Your property as a film location: legal issues
Owners of unusual or historic disused buildings have a chance to cash in, but what should they do to stay protected?
Talk in the village is that the owners of the disused Watlington Station in Oxfordshire were paid more than a million pounds for the use of the land to shoot the new Brad Pitt vehicle, Fury. A somewhat surreal experience, watching tanks being driven down the B4009 and the Second World War happening just across the road.
And it’s not just the English countryside; a lot of filming takes place in more urban surroundings, particularly in London, due to the proximity of so many film production companies. And while you may not earn a million pounds, unless you live in, say, Kensington Palace, good money can be earned from allowing your home to be used in this way.
If you do a Google search, you’ll see that there many location search companies, offering to act as the middleman between you and the film production company, which means that they put your photos on their site and get a fee from the hirer. So far so easy. But as with everything in life, the law has a nasty way of catching you unawares. All sorts of legal issues may arise when you use your home as a business, especially if you do it regularly.
Whatever the type of property, you need to look carefully at the contract between you and the location agent. You may not be happy to have your pictures plastered all over the web. And how secure is their database? Check the termination provisions. But more important is the contract between you and the hirer. Look at the small print. Make sure they have small print. If they don’t, you shouldn’t do it. What about overruns? They say a week but what if it is a month? Can you object or charge a premium? What happens if they damage that very expensive vase? Or if things go missing?
And then you. If you’re renting out regularly, does it become business premises and attract business rates? What about planning permission? Filming is not normally a use ancillary to a residential occupation and it may be argued that you’ve changed the use of your property. There could also be questions of public or private nuisance, as film crews clutter your quiet residential street.
Leaseholders, whether renters or owners of long leaseholds, will have other considerations. Most long leases and rental tenancies will contain a prohibition against using the property for anything other than a residential home and will certainly contain a prohibition on carrying out any activities that might disturb neighbours. An injunction might well find its way to your door. Or a claim for damages. And that could put you in breach with your film company, who will want you to warrant that your property can be used by them lawfully. Unless you check, you won’t know.

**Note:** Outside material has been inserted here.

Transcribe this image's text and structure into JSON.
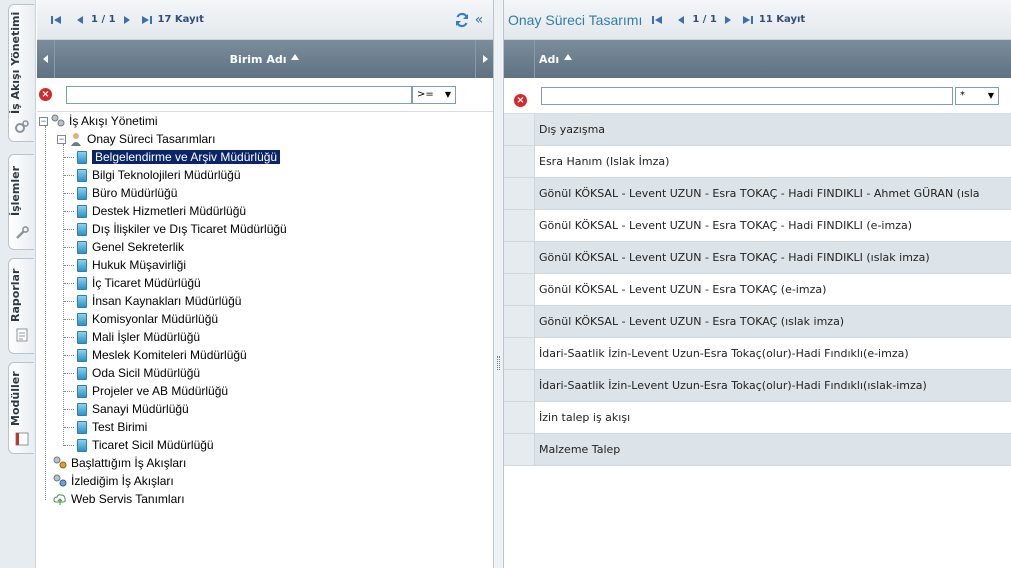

And our old friend the taxman will also be there, waiting to pounce on the proceeds of your foray into the world of film. Unless you’re careful, it may turn out to be less Who Wants to be a Millionaire?, and more Crown Court, in which you play a starring role.